The consensus among scholars is that the historical vocalization of the Tetragrammaton at the time of the redaction of the Torah 6th century BCE is most likely Yahweh. The historical vocalization was lost because in Second Temple Judaism , during the 3rd to 2nd centuries BCE, the pronunciation of the Tetragrammaton came to be avoided, being substituted with Adonai "my Lord". The Hebrew vowel points of Adonai were added to the Tetragrammaton by the Masoretes , and the resulting form was transliterated around the 12th century as Yehowah. Jehovah does not appear in most mainstream English translations, some of which use Yahweh but most continue to use "Lord" or "L ORD " to represent the Tetragrammaton. Most scholars believe "Jehovah" also transliterated as "Yehowah"  to be a hybrid form derived by combining the Latin letters JHVH with the vowels of Adonai. Some hold that there is evidence that a form of the Tetragrammaton similar to Jehovah may have been in use in Semitic and Greek phonetic texts and artifacts from Late Antiquity. Biblical scholar Francis B.
After the Babylonian Exile 6th century bce , and especially from the 3rd century bce on, Jews ceased to use the name Yahweh for two reasons. The Masoretes , who from about the 6th to the 10th century worked to reproduce the original text of the Hebrew Bible, replaced the vowels of the name YHWH with the vowel signs of the Hebrew words Adonai or Elohim. Latin -speaking Christian scholars substituted the Y which does not exist in Latin with an I or a J the latter of which exists in Latin as a variant form of I.
Distribution for sale is strictly prohibited. God is an infinite being, that means God is without limits. Praying Through the Names of God is a tool you can use to call on the name of God for a specific need. All books are in clear copy here, and all files are secure so don't worry about it. Surveying God's biblical titles, Evans reveals how each of God's names represents a facet of his beingand shows how to revitalize your prayer life by connecting your needs to a specific divine characteristic. Download it once and read it on your Kindle device, PC, phones or tablets.
called there on the name of the LORD, the everlasting God. Exalt the LORD our God, and worship at his holy hill; for The meaning of Yahweh Jireh is: He.
Стратмор нахмурился: - В этом вся проблема. - Офицер полиции этого не знает. - Не имеет понятия.
Их компьютер через Интерпол засек имя Танкадо в регистратуре полиции Севильи. - От разрыва сердца? - усомнилась Сьюзан.
Джабба вздохнул и снова вытер пот со лба.

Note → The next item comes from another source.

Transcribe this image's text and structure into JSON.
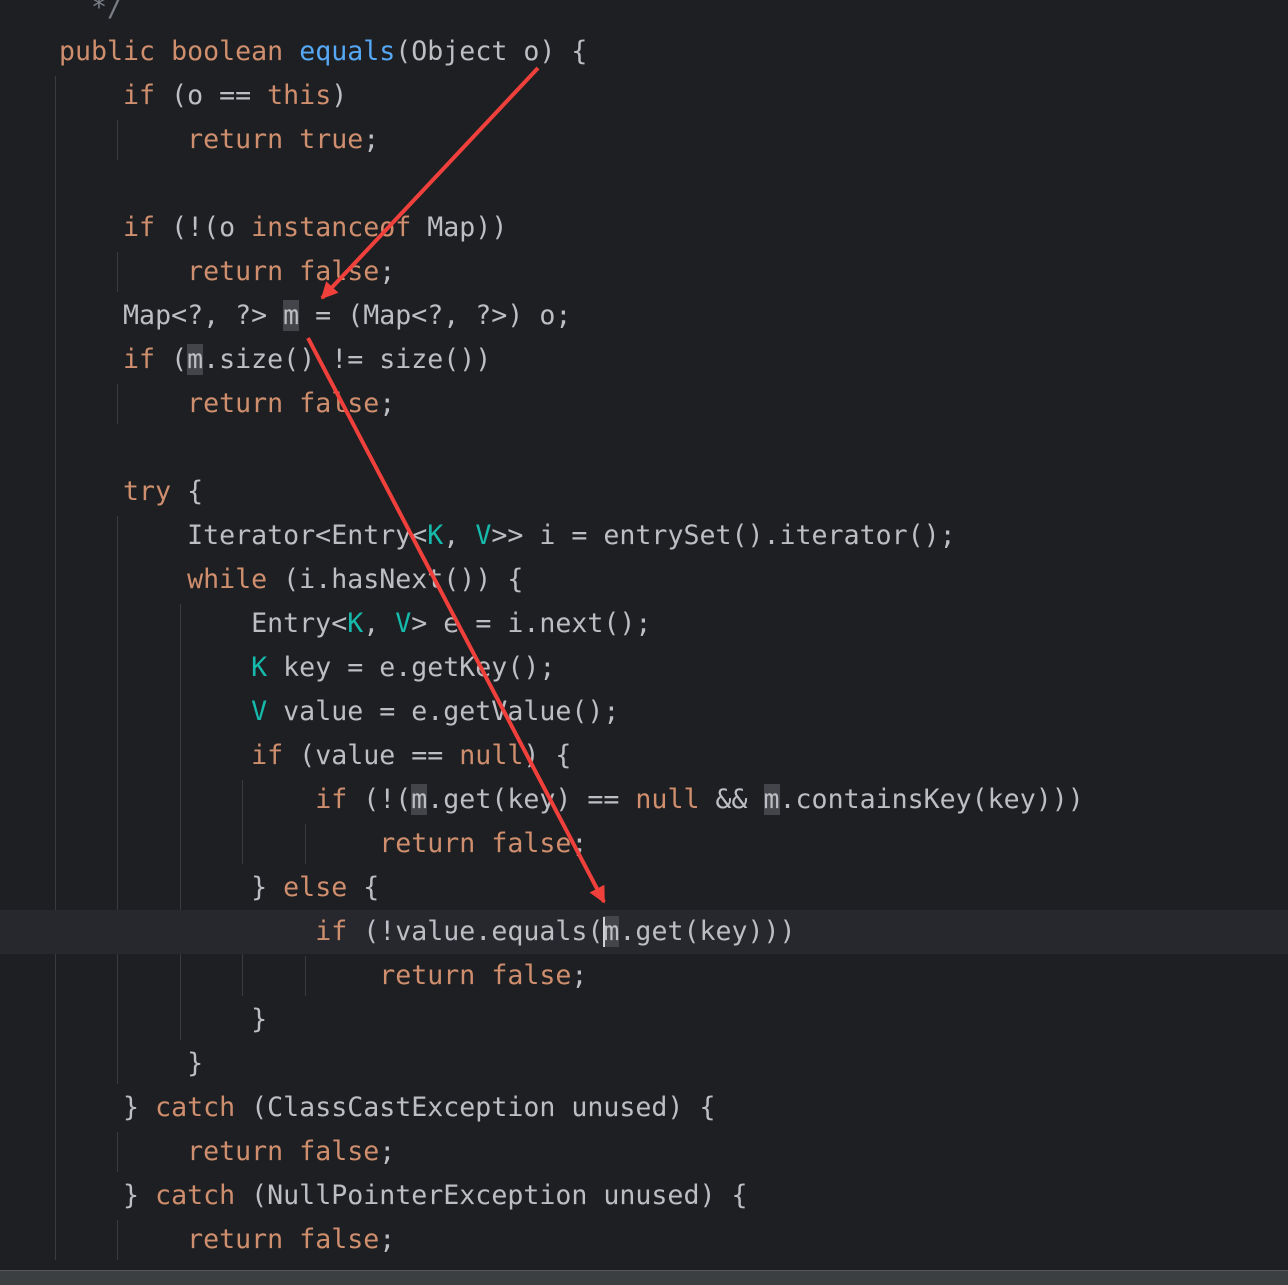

По выражению его лица было ясно: то, что он собирается сказать, не понравится директору и остальным. - Этот червь, - начал он, - не обычный переродившийся цикл. Это избирательный цикл. Иными словами, это червь со своими пристрастиями.
- И потом, я не. Рядом со мной Сьюзан Флетчер. В тот момент Сьюзан поняла, за что уважает Тревора Стратмора.